Helicobacter pylori colonizes the gastric mucosa of more than 50% of the human population, causing chronic inflammation, which however is largely asymptomatic. Nevertheless, H. pylori-infected subjects can develop chronic gastritis, peptic ulcer, gastric mucosa-associated lymphoid tissue lymphoma, and gastric cancer. Chronic exposure to the pathogen and its ability to induce epithelial to mesenchymal transition (EMT) through the injection of cytotoxin-associated gene A into gastric epithelial cells may be key triggers of carcinogenesis. By deregulating cell-cell and cell-matrix interactions as well as DNA methylation, histone modifications, expression of micro RNAs, and resistance to apoptosis, EMT can actively contribute to early stages of the cancer formation. Host response to the infection significantly contributes to disease development and the concomitance of particular genotypes of both pathogen and host may turn into the most severe outcomes. T regulatory cells (Treg) have been recently demonstrated to play an important role in H. pylori-related disease development and at the same time the Treg-induced tolerance has been proposed as a possible mechanism that leads to less severe disease. Efficacy of antibiotic therapies of H. pylori infection has significantly dropped. Unfortunately, no vaccine against H. pylori is currently licensed, and protective immunity mechanisms against H. pylori are only partially understood. In spite of promising results obtained in animal models of infection with a number of vaccine candidates, few clinical trials have been conducted so far and with no satisfactory outcomes.
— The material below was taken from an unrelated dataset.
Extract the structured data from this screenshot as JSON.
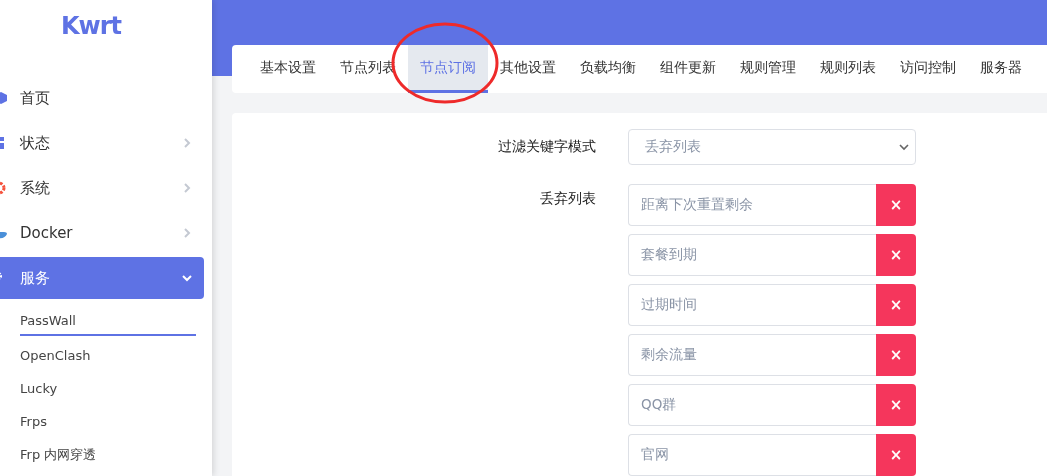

However, prophylactic vaccination may be the only means to efficiently prevent H. pylori-associated cancers.
Keywords: CagA; Helicobacter pylori; cancer; epithelial to mesenchymal transition; junctions; type IV secretion system; vaccine.